REQUIRED ACTION »
Write the records out again, keeping each line exactly as it is.

DATASET ENTRIES »
——————
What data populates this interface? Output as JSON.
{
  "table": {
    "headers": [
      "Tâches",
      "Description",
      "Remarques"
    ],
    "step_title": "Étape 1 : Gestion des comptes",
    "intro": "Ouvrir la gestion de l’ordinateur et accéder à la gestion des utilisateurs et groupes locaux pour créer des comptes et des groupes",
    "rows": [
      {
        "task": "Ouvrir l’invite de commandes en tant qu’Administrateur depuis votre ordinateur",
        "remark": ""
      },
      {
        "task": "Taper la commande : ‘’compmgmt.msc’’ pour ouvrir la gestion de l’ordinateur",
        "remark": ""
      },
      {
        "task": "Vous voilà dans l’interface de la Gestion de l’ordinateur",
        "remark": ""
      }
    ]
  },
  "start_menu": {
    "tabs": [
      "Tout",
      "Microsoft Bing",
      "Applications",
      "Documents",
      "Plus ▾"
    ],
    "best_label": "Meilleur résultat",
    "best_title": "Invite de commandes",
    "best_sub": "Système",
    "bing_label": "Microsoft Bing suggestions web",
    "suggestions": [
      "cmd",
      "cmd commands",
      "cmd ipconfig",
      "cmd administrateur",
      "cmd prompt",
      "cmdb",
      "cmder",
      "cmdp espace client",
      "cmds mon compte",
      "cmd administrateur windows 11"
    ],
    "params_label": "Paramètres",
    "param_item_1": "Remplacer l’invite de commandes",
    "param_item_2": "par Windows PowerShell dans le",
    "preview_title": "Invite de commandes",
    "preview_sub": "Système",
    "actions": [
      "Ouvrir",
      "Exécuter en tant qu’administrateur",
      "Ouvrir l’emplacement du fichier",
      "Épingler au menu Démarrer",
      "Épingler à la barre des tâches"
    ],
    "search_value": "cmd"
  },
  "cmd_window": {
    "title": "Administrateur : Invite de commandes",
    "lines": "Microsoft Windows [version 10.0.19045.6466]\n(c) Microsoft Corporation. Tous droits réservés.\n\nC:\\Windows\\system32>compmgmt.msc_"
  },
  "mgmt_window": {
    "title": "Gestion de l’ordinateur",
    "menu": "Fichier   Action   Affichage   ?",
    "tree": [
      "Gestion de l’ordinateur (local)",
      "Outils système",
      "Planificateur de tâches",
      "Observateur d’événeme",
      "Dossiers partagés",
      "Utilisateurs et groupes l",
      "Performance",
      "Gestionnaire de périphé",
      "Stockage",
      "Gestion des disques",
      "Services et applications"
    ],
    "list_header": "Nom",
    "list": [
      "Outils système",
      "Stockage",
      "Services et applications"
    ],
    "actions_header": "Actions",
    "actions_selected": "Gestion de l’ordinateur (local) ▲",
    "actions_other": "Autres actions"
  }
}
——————
REPLY TO THE TASK »
What data populates this interface? Output as JSON.
{
  "table": {
    "headers": [
      "Tâches",
      "Description",
      "Remarques"
    ],
    "step_title": "Étape 1 : Gestion des comptes",
    "intro": "Ouvrir la gestion de l’ordinateur et accéder à la gestion des utilisateurs et groupes locaux pour créer des comptes et des groupes",
    "rows": [
      {
        "task": "Ouvrir l’invite de commandes en tant qu’Administrateur depuis votre ordinateur",
        "remark": ""
      },
      {
        "task": "Taper la commande : ‘’compmgmt.msc’’ pour ouvrir la gestion de l’ordinateur",
        "remark": ""
      },
      {
        "task": "Vous voilà dans l’interface de la Gestion de l’ordinateur",
        "remark": ""
      }
    ]
  },
  "start_menu": {
    "tabs": [
      "Tout",
      "Microsoft Bing",
      "Applications",
      "Documents",
      "Plus ▾"
    ],
    "best_label": "Meilleur résultat",
    "best_title": "Invite de commandes",
    "best_sub": "Système",
    "bing_label": "Microsoft Bing suggestions web",
    "suggestions": [
      "cmd",
      "cmd commands",
      "cmd ipconfig",
      "cmd administrateur",
      "cmd prompt",
      "cmdb",
      "cmder",
      "cmdp espace client",
      "cmds mon compte",
      "cmd administrateur windows 11"
    ],
    "params_label": "Paramètres",
    "param_item_1": "Remplacer l’invite de commandes",
    "param_item_2": "par Windows PowerShell dans le",
    "preview_title": "Invite de commandes",
    "preview_sub": "Système",
    "actions": [
      "Ouvrir",
      "Exécuter en tant qu’administrateur",
      "Ouvrir l’emplacement du fichier",
      "Épingler au menu Démarrer",
      "Épingler à la barre des tâches"
    ],
    "search_value": "cmd"
  },
  "cmd_window": {
    "title": "Administrateur : Invite de commandes",
    "lines": "Microsoft Windows [version 10.0.19045.6466]\n(c) Microsoft Corporation. Tous droits réservés.\n\nC:\\Windows\\system32>compmgmt.msc_"
  },
  "mgmt_window": {
    "title": "Gestion de l’ordinateur",
    "menu": "Fichier   Action   Affichage   ?",
    "tree": [
      "Gestion de l’ordinateur (local)",
      "Outils système",
      "Planificateur de tâches",
      "Observateur d’événeme",
      "Dossiers partagés",
      "Utilisateurs et groupes l",
      "Performance",
      "Gestionnaire de périphé",
      "Stockage",
      "Gestion des disques",
      "Services et applications"
    ],
    "list_header": "Nom",
    "list": [
      "Outils système",
      "Stockage",
      "Services et applications"
    ],
    "actions_header": "Actions",
    "actions_selected": "Gestion de l’ordinateur (local) ▲",
    "actions_other": "Autres actions"
  }
}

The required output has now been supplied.